District of Maryland


Thursday, May 11, 2017

Baltimore, Maryland – On May 10, 2017, Matthew Barrow, age 43, of Toledo, Ohio, pleaded guilty to bribery charges related to contracting at the U.S. Army Communications-Electronics Command headquartered at Aberdeen Proving Ground (APG), in Harford County, Maryland.

The guilty plea was announced by Acting United States Attorney for the District of Maryland Stephen M. Schenning; Special Agent in Charge Robert E. Craig, Jr. of the Defense Criminal Investigative Service – Mid-Atlantic Field Office; Special Agent in Charge L. Scott Moreland, Mid-Atlantic Fraud Field Office, Major Procurement Fraud Unit, U.S. Army Criminal Investigation Command; and Special Agent in Charge Gordon B. Johnson of the Federal Bureau of Investigation, Baltimore Field Office.

According to his plea agreement, in March 2006, the U.S. Army Contracting Command at APG awarded a 10-year, $19.2 billion contract to seven prime contractors to provide technology services to support the integrated engineering, business operations, and logistics needs for the Army. Former Army officials John and Danielle Kays each had leadership positions related to this contract. From September 2006 through April 2011, a series of task orders for services pursuant to the contract were placed.

John and Danielle Kays were civilian employees who represented the Army on these types of multi-year contracts. From January 2011 until his resignation from government service in July 2014, John Kays held the position of Deputy Project Manager for Mission Command, in effect the number two position for Mission Command. From June 2009 through June 2012, Danielle Kays was the Deputy Director of the Technical Management Division, and from 2012 until her resignation from government employment in October 2015, Danielle Kays was the Product Director of Common Hardware Systems. Barrow was the President and owner of MJ-6, LLC, a company which he and his wife formed in Ohio in 2008 to obtain military subcontracts. From June 2008 through August 2010, Barrow was also employed as a procurement manager by a glass company in Ohio.

From August 2008 to June 2014, John and Danielle Kays agreed to take official actions favorable to Barrow and MJ-6 in return for Barrow paying them a total of approximately $800,000. Specifically, the Kays used their official positions to add MJ–6 as a subcontractor acceptable to the Army, to steer potential employees for government contractors to work for MJ-6, to approve MJ-6 employees to work on various TOs, and to approve the pay rates, status reports, and travel reimbursements for MJ-6 employees. The Kays steered subcontracts worth approximately $21 million to MJ-6.

In order to conceal their corrupt relationship Barrow caused the glass company he worked for to purportedly enter into contracts and make payments to Transportation Logistics Services, LLC, a company incorporated by John Kays; and later made payments to the Kays in cash, which Barrow allegedly withdrew from his personal accounts and from MJ-6 accounts. Barrow withdrew the money in amounts less than $10,000 to avoid bank reporting requirements. To further conceal the scheme, John and Danielle Kays made false statements on the government ethics forms that they were required to file by failing to disclose the cash payments received from Barrow.
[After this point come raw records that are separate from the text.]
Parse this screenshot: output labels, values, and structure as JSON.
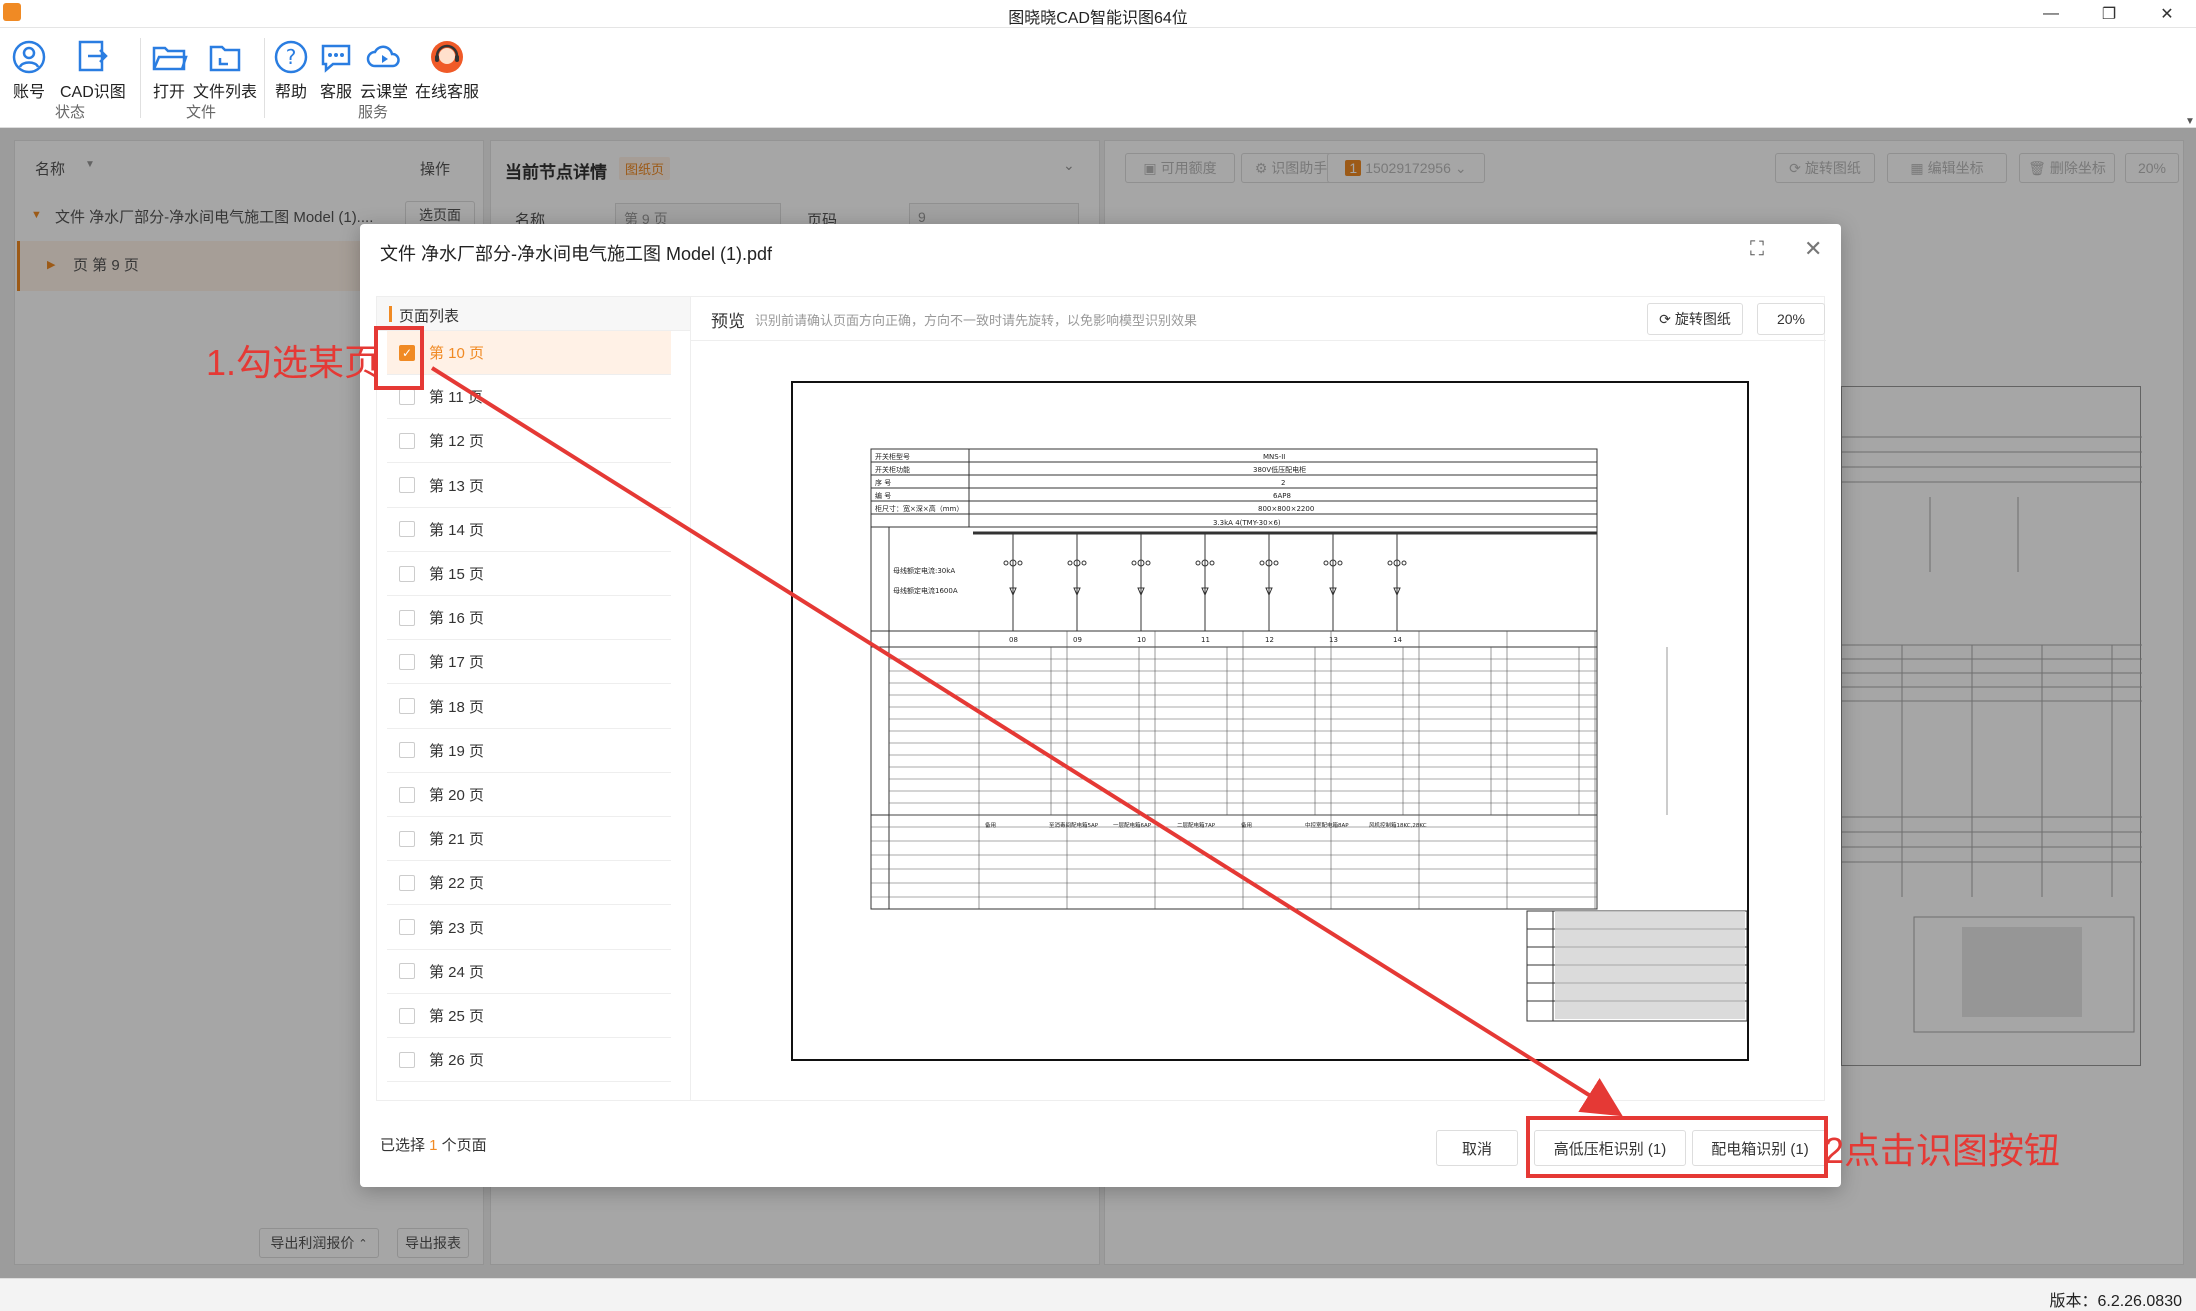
{
  "window": {
    "title": "图晓晓CAD智能识图64位",
    "version": "版本：6.2.26.0830"
  },
  "ribbon": {
    "tools": [
      {
        "label": "账号",
        "icon": "account-icon"
      },
      {
        "label": "CAD识图",
        "icon": "cad-recognize-icon"
      },
      {
        "label": "打开",
        "icon": "open-folder-icon"
      },
      {
        "label": "文件列表",
        "icon": "file-list-icon"
      },
      {
        "label": "帮助",
        "icon": "help-icon"
      },
      {
        "label": "客服",
        "icon": "chat-icon"
      },
      {
        "label": "云课堂",
        "icon": "cloud-class-icon"
      },
      {
        "label": "在线客服",
        "icon": "online-support-icon"
      }
    ],
    "groups": [
      "状态",
      "文件",
      "服务"
    ]
  },
  "left_panel": {
    "col_name": "名称",
    "col_action": "操作",
    "file_row": "文件  净水厂部分-净水间电气施工图 Model (1)....",
    "file_action": "选页面",
    "page_row": "页  第 9 页",
    "export_quote": "导出利润报价",
    "export_report": "导出报表"
  },
  "middle_panel": {
    "title": "当前节点详情",
    "badge": "图纸页",
    "field_name_label": "名称",
    "field_name_value": "第 9 页",
    "field_page_label": "页码",
    "field_page_value": "9"
  },
  "right_toolbar": {
    "quota": "可用额度",
    "assistant": "识图助手",
    "account_badge": "1",
    "phone": "15029172956",
    "rotate": "旋转图纸",
    "edit_coords": "编辑坐标",
    "delete_coords": "删除坐标",
    "zoom": "20%"
  },
  "modal": {
    "title": "文件  净水厂部分-净水间电气施工图 Model (1).pdf",
    "list_title": "页面列表",
    "pages": [
      {
        "label": "第 10 页",
        "checked": true
      },
      {
        "label": "第 11 页",
        "checked": false
      },
      {
        "label": "第 12 页",
        "checked": false
      },
      {
        "label": "第 13 页",
        "checked": false
      },
      {
        "label": "第 14 页",
        "checked": false
      },
      {
        "label": "第 15 页",
        "checked": false
      },
      {
        "label": "第 16 页",
        "checked": false
      },
      {
        "label": "第 17 页",
        "checked": false
      },
      {
        "label": "第 18 页",
        "checked": false
      },
      {
        "label": "第 19 页",
        "checked": false
      },
      {
        "label": "第 20 页",
        "checked": false
      },
      {
        "label": "第 21 页",
        "checked": false
      },
      {
        "label": "第 22 页",
        "checked": false
      },
      {
        "label": "第 23 页",
        "checked": false
      },
      {
        "label": "第 24 页",
        "checked": false
      },
      {
        "label": "第 25 页",
        "checked": false
      },
      {
        "label": "第 26 页",
        "checked": false
      }
    ],
    "preview_title": "预览",
    "preview_hint": "识别前请确认页面方向正确，方向不一致时请先旋转，以免影响模型识别效果",
    "rotate_label": "旋转图纸",
    "zoom": "20%",
    "selected_prefix": "已选择 ",
    "selected_count": "1",
    "selected_suffix": " 个页面",
    "cancel_label": "取消",
    "hv_cabinet_label": "高低压柜识别 (1)",
    "distribution_box_label": "配电箱识别 (1)"
  },
  "annotations": {
    "step1": "1.勾选某页",
    "step2": "2点击识图按钮",
    "color": "#e53935"
  },
  "drawing": {
    "header_rows": [
      "开关柜型号",
      "开关柜功能",
      "序   号",
      "编   号",
      "柜尺寸：宽×深×高（mm）"
    ],
    "header_values": [
      "MNS-II",
      "380V低压配电柜",
      "2",
      "6AP8",
      "800×800×2200"
    ],
    "busbar": "3.3kA  4(TMY-30×6)",
    "side_notes": [
      "母线额定电流:30kA",
      "母线额定电流1600A"
    ],
    "circuit_ids": [
      "08",
      "09",
      "10",
      "11",
      "12",
      "13",
      "14"
    ],
    "circuit_names": [
      "备用",
      "至消毒间配电箱5AP",
      "一层配电箱6AP",
      "二层配电箱7AP",
      "备用",
      "中控室配电箱8AP",
      "风机控制箱18KC,28KC"
    ]
  }
}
Barrow faces a maximum sentence of 15 years in prison. U.S. District Judge George L. Russell, III has scheduled sentencing for January 12, 2018, at 11 a.m.

John and Danielle Kays have been indicted and are pending trial.

The National Procurement Fraud Task Force was formed in October 2006 to promote the early detection, identification, prevention and prosecution of procurement fraud associated with the increase in government contracting activity for national security and other government programs. The Procurement Fraud Task Force includes the United States Attorneys’ Offices, the FBI, the U.S. Inspectors General community and a number of other federal law enforcement agencies. This case, as well as other cases brought by members of the Task Force, demonstrates the Department of Justice’s commitment to helping ensure the integrity of the government procurement process.

Acting United States Attorney Stephen M. Schenning commended the DCIS, Army Criminal Investigation Command, and FBI for their work in the investigation. Mr. Schenning thanked Assistant U.S. Attorneys Joyce K. McDonald and Harry M. Gruber, who are prosecuting the case